Web page and app entries

******

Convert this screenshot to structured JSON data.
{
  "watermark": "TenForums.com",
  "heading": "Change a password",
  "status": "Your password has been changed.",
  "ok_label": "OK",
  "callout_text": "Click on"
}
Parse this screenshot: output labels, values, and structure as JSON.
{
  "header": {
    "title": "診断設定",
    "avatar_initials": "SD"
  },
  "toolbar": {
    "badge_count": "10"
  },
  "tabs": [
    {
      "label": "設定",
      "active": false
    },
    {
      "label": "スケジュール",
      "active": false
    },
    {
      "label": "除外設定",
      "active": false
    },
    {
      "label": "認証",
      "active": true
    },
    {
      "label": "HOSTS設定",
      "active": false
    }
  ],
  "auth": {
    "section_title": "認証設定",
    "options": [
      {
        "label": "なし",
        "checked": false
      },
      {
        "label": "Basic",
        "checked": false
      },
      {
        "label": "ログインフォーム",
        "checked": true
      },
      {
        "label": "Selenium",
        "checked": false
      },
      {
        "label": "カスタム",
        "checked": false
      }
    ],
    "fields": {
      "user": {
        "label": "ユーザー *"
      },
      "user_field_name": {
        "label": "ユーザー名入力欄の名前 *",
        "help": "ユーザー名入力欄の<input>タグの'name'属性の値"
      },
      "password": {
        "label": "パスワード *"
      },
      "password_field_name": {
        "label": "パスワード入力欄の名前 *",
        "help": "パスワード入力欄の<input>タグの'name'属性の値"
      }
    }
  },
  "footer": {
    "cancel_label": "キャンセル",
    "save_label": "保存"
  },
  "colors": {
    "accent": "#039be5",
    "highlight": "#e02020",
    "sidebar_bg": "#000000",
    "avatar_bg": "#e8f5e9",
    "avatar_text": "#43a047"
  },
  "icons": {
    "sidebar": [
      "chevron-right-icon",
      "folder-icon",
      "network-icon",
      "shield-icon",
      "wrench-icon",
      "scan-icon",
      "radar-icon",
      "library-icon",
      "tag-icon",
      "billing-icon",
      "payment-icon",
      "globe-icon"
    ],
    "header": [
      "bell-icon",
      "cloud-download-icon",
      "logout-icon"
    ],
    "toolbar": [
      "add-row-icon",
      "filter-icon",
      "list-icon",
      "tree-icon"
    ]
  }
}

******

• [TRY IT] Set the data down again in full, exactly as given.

• [WRITTEN SOLUTION]
Convert this screenshot to structured JSON data.
{
  "watermark": "TenForums.com",
  "heading": "Change a password",
  "status": "Your password has been changed.",
  "ok_label": "OK",
  "callout_text": "Click on"
}
Parse this screenshot: output labels, values, and structure as JSON.
{
  "header": {
    "title": "診断設定",
    "avatar_initials": "SD"
  },
  "toolbar": {
    "badge_count": "10"
  },
  "tabs": [
    {
      "label": "設定",
      "active": false
    },
    {
      "label": "スケジュール",
      "active": false
    },
    {
      "label": "除外設定",
      "active": false
    },
    {
      "label": "認証",
      "active": true
    },
    {
      "label": "HOSTS設定",
      "active": false
    }
  ],
  "auth": {
    "section_title": "認証設定",
    "options": [
      {
        "label": "なし",
        "checked": false
      },
      {
        "label": "Basic",
        "checked": false
      },
      {
        "label": "ログインフォーム",
        "checked": true
      },
      {
        "label": "Selenium",
        "checked": false
      },
      {
        "label": "カスタム",
        "checked": false
      }
    ],
    "fields": {
      "user": {
        "label": "ユーザー *"
      },
      "user_field_name": {
        "label": "ユーザー名入力欄の名前 *",
        "help": "ユーザー名入力欄の<input>タグの'name'属性の値"
      },
      "password": {
        "label": "パスワード *"
      },
      "password_field_name": {
        "label": "パスワード入力欄の名前 *",
        "help": "パスワード入力欄の<input>タグの'name'属性の値"
      }
    }
  },
  "footer": {
    "cancel_label": "キャンセル",
    "save_label": "保存"
  },
  "colors": {
    "accent": "#039be5",
    "highlight": "#e02020",
    "sidebar_bg": "#000000",
    "avatar_bg": "#e8f5e9",
    "avatar_text": "#43a047"
  },
  "icons": {
    "sidebar": [
      "chevron-right-icon",
      "folder-icon",
      "network-icon",
      "shield-icon",
      "wrench-icon",
      "scan-icon",
      "radar-icon",
      "library-icon",
      "tag-icon",
      "billing-icon",
      "payment-icon",
      "globe-icon"
    ],
    "header": [
      "bell-icon",
      "cloud-download-icon",
      "logout-icon"
    ],
    "toolbar": [
      "add-row-icon",
      "filter-icon",
      "list-icon",
      "tree-icon"
    ]
  }
}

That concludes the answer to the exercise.